Mad Genius Radio is the latest music player to try to tackle the tricky balance of playing the songs you want to hear along with new ones you'd be interesting in.
Whether you're creating playlists on Spotify or thumbing around on Pandora, cherry-picking your favorites from among millions of songs has a way of getting stale fast. To remedy the issue, new kid on the block, Mad Genius Radio (available for iOS and Android), has devised a creative new way to give listeners unprecedented control over their playlists.
Music falls easily into genres, but that doesn't mean your taste does.
A new online radio service launched this week: Mad Genius Radio. It is technically and legally a non-interactive online radio platform (like Pandora). But the interface invites much more customization than other lean-back services. It is fun, addictive, and an interesting new user experience in streaming audio.
The company's goal is to combine the power of new technology with the ineffable magic of great radio stations. "People are eclectic, and that's because people's musical tastes are based on an emotional connection and not a mathematical correlation," Neumann says.
Mad Genius Radio is a new startup breaking onto the radio scene with a bevy of unique features and a beautiful interface both via the web and their iOS/Android apps. - See more at: http://www.madgeniusradio.com/press/#sthash.B5Y4SdYX.dpuf
Mad Genius Radio is taking a somewhat old-school approach to streaming music.
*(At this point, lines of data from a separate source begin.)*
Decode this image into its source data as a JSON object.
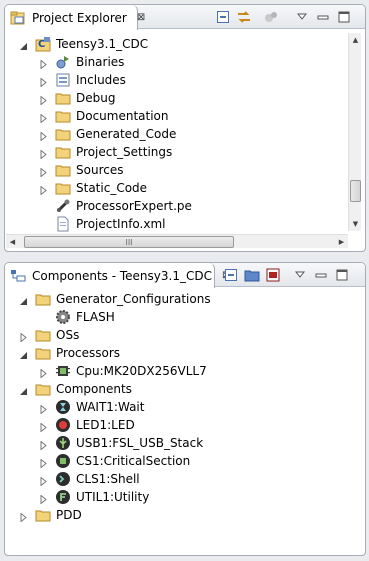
{
  "project_explorer": {
    "tab_label": "Project Explorer",
    "close_glyph": "⊠",
    "toolbar": [
      "collapse-all-icon",
      "link-with-editor-icon",
      "filter-icon",
      "view-menu-icon",
      "minimize-icon",
      "maximize-icon"
    ],
    "root": {
      "label": "Teensy3.1_CDC",
      "icon": "project-icon"
    },
    "items": [
      {
        "label": "Binaries",
        "icon": "binaries-icon"
      },
      {
        "label": "Includes",
        "icon": "includes-icon"
      },
      {
        "label": "Debug",
        "icon": "folder-icon"
      },
      {
        "label": "Documentation",
        "icon": "folder-icon"
      },
      {
        "label": "Generated_Code",
        "icon": "folder-icon"
      },
      {
        "label": "Project_Settings",
        "icon": "folder-icon"
      },
      {
        "label": "Sources",
        "icon": "folder-icon"
      },
      {
        "label": "Static_Code",
        "icon": "folder-icon"
      },
      {
        "label": "ProcessorExpert.pe",
        "icon": "pe-file-icon"
      },
      {
        "label": "ProjectInfo.xml",
        "icon": "xml-file-icon"
      }
    ],
    "hscroll_grip": "III"
  },
  "components": {
    "tab_label": "Components - Teensy3.1_CDC",
    "close_glyph": "⊠",
    "toolbar": [
      "collapse-all-icon",
      "open-folder-icon",
      "export-icon",
      "view-menu-icon",
      "minimize-icon",
      "maximize-icon"
    ],
    "groups": [
      {
        "label": "Generator_Configurations",
        "expanded": true,
        "children": [
          {
            "label": "FLASH",
            "icon": "gear-icon"
          }
        ]
      },
      {
        "label": "OSs",
        "expanded": false,
        "children": []
      },
      {
        "label": "Processors",
        "expanded": true,
        "children": [
          {
            "label": "Cpu:MK20DX256VLL7",
            "icon": "chip-icon"
          }
        ]
      },
      {
        "label": "Components",
        "expanded": true,
        "children": [
          {
            "label": "WAIT1:Wait",
            "icon": "wait-icon"
          },
          {
            "label": "LED1:LED",
            "icon": "led-icon"
          },
          {
            "label": "USB1:FSL_USB_Stack",
            "icon": "usb-icon"
          },
          {
            "label": "CS1:CriticalSection",
            "icon": "chip-icon"
          },
          {
            "label": "CLS1:Shell",
            "icon": "shell-icon"
          },
          {
            "label": "UTIL1:Utility",
            "icon": "utility-icon"
          }
        ]
      },
      {
        "label": "PDD",
        "expanded": false,
        "children": []
      }
    ]
  }
}
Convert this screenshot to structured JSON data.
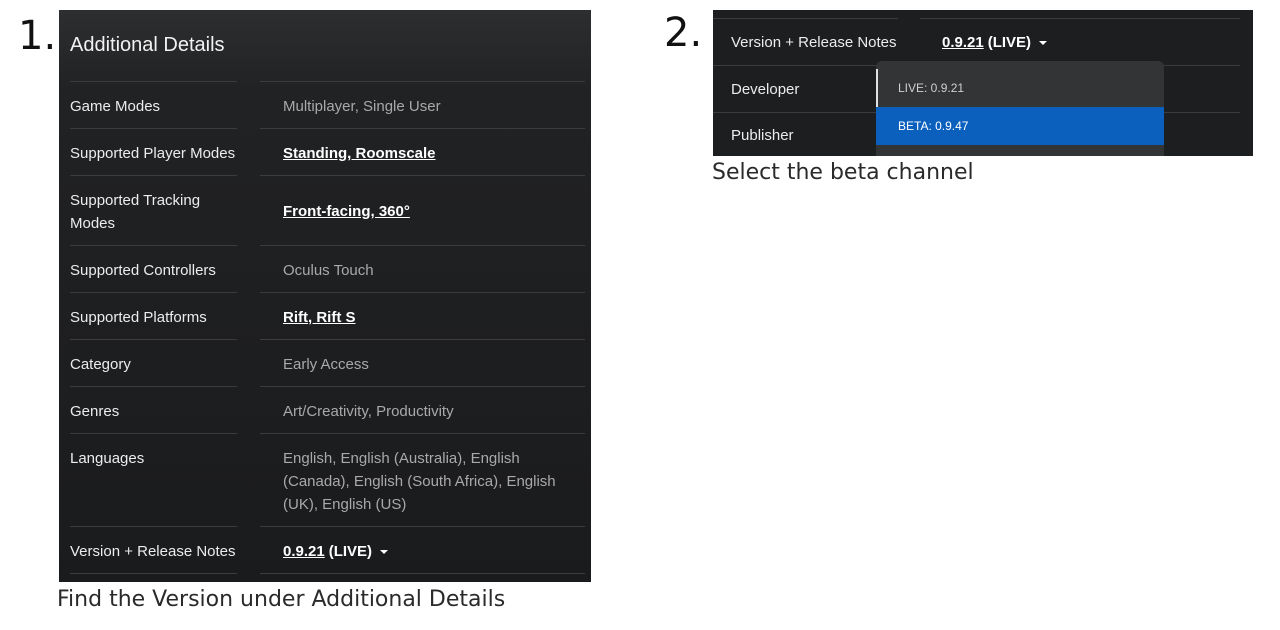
{
  "steps": [
    {
      "number": "1.",
      "caption": "Find the Version under Additional Details",
      "panel": {
        "title": "Additional Details",
        "rows": [
          {
            "label": "Game Modes",
            "value": "Multiplayer, Single User",
            "link": false
          },
          {
            "label": "Supported Player Modes",
            "value": "Standing, Roomscale",
            "link": true
          },
          {
            "label": "Supported Tracking Modes",
            "value": "Front-facing, 360°",
            "link": true
          },
          {
            "label": "Supported Controllers",
            "value": "Oculus Touch",
            "link": false
          },
          {
            "label": "Supported Platforms",
            "value": "Rift, Rift S",
            "link": true
          },
          {
            "label": "Category",
            "value": "Early Access",
            "link": false
          },
          {
            "label": "Genres",
            "value": "Art/Creativity, Productivity",
            "link": false
          },
          {
            "label": "Languages",
            "value": "English, English (Australia), English (Canada), English (South Africa), English (UK), English (US)",
            "link": false
          }
        ],
        "version": {
          "label": "Version + Release Notes",
          "number": "0.9.21",
          "channel": "(LIVE)"
        }
      }
    },
    {
      "number": "2.",
      "caption": "Select the beta channel",
      "panel": {
        "version": {
          "label": "Version + Release Notes",
          "number": "0.9.21",
          "channel": "(LIVE)"
        },
        "rows": [
          {
            "label": "Developer"
          },
          {
            "label": "Publisher"
          }
        ],
        "dropdown": {
          "options": [
            "LIVE: 0.9.21",
            "BETA: 0.9.47"
          ],
          "selected": "BETA: 0.9.47"
        }
      }
    }
  ],
  "colors": {
    "panel_bg": "#212224",
    "divider": "#3b3c3f",
    "selected_bg": "#0b5fbd"
  },
  "icons": {
    "dropdown": "caret-down-icon"
  }
}
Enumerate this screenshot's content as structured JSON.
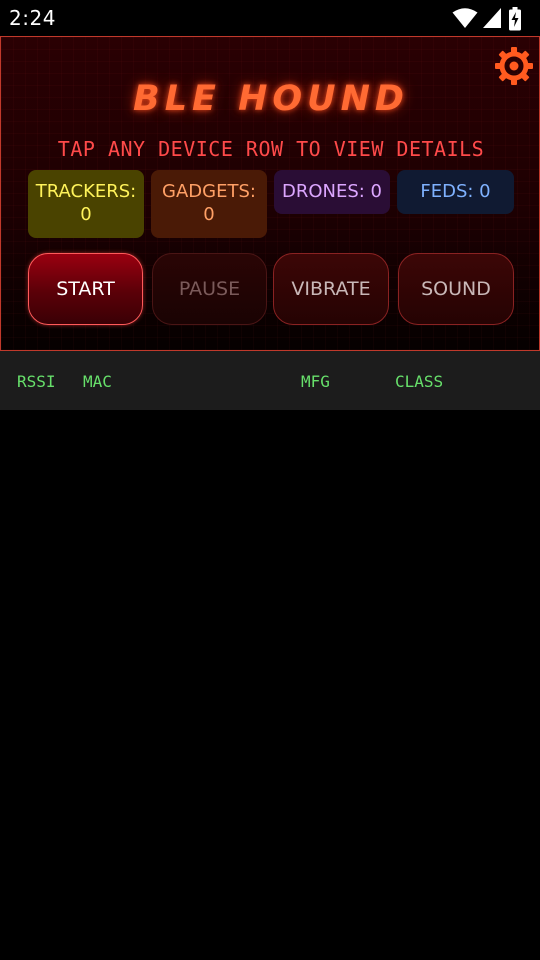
{
  "status_bar": {
    "time": "2:24",
    "icons": [
      "wifi-icon",
      "cell-signal-icon",
      "battery-charging-icon"
    ]
  },
  "header": {
    "title": "BLE HOUND",
    "instruction": "TAP ANY DEVICE ROW TO VIEW DETAILS",
    "settings_icon": "gear-icon",
    "accent_color": "#ff6a33"
  },
  "counters": {
    "trackers": {
      "label": "TRACKERS:",
      "value": "0",
      "color": "#fff35a"
    },
    "gadgets": {
      "label": "GADGETS:",
      "value": "0",
      "color": "#ffa066"
    },
    "drones": {
      "label": "DRONES: 0",
      "color": "#dca6ff"
    },
    "feds": {
      "label": "FEDS: 0",
      "color": "#7fb2ff"
    }
  },
  "buttons": {
    "start": "START",
    "pause": "PAUSE",
    "vibrate": "VIBRATE",
    "sound": "SOUND"
  },
  "table": {
    "columns": [
      "RSSI",
      "MAC",
      "MFG",
      "CLASS"
    ],
    "rows": []
  }
}
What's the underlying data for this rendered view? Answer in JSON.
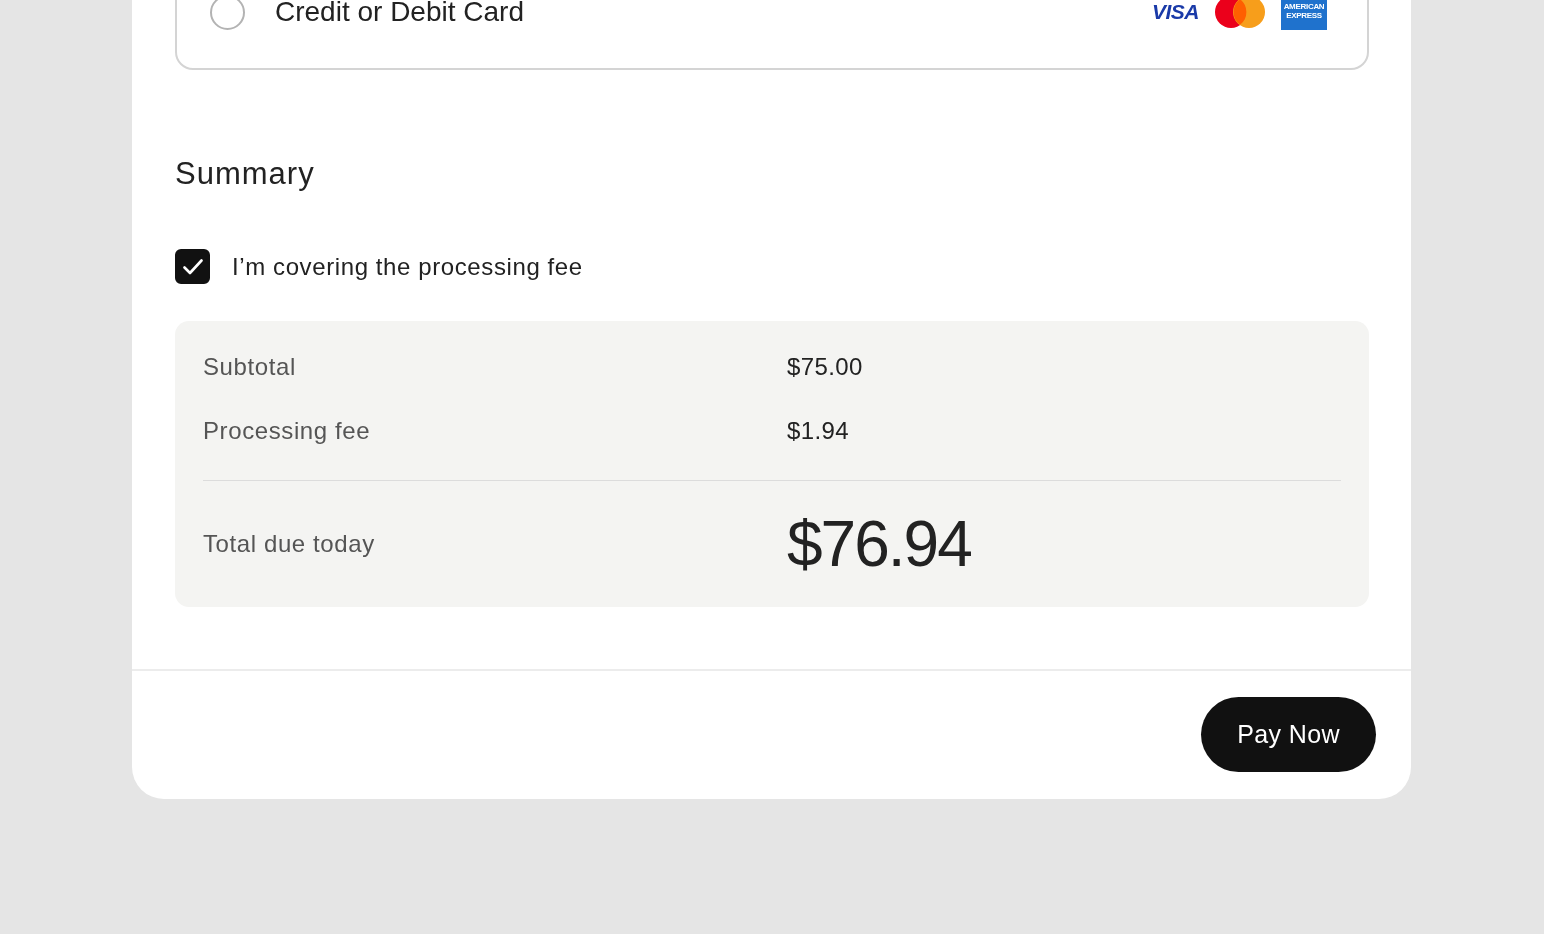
{
  "payment_method": {
    "label": "Credit or Debit Card",
    "selected": false,
    "card_brands": [
      {
        "kind": "visa",
        "text": "VISA"
      },
      {
        "kind": "mastercard"
      },
      {
        "kind": "amex",
        "text": "AMERICAN EXPRESS"
      }
    ]
  },
  "summary": {
    "title": "Summary",
    "cover_fee": {
      "label": "I’m covering the processing fee",
      "checked": true
    },
    "line_items": [
      {
        "label": "Subtotal",
        "value": "$75.00"
      },
      {
        "label": "Processing fee",
        "value": "$1.94"
      }
    ],
    "total": {
      "label": "Total due today",
      "value": "$76.94"
    }
  },
  "actions": [
    {
      "label": "Pay Now"
    }
  ]
}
In a world where most radio services use correlation algorithms to figure out what you want to hear, based on beats per minute and cadence and genre, without really thinking about the right rotation of new and old music. Thus, the stations you end up listening to the most become a bit stale.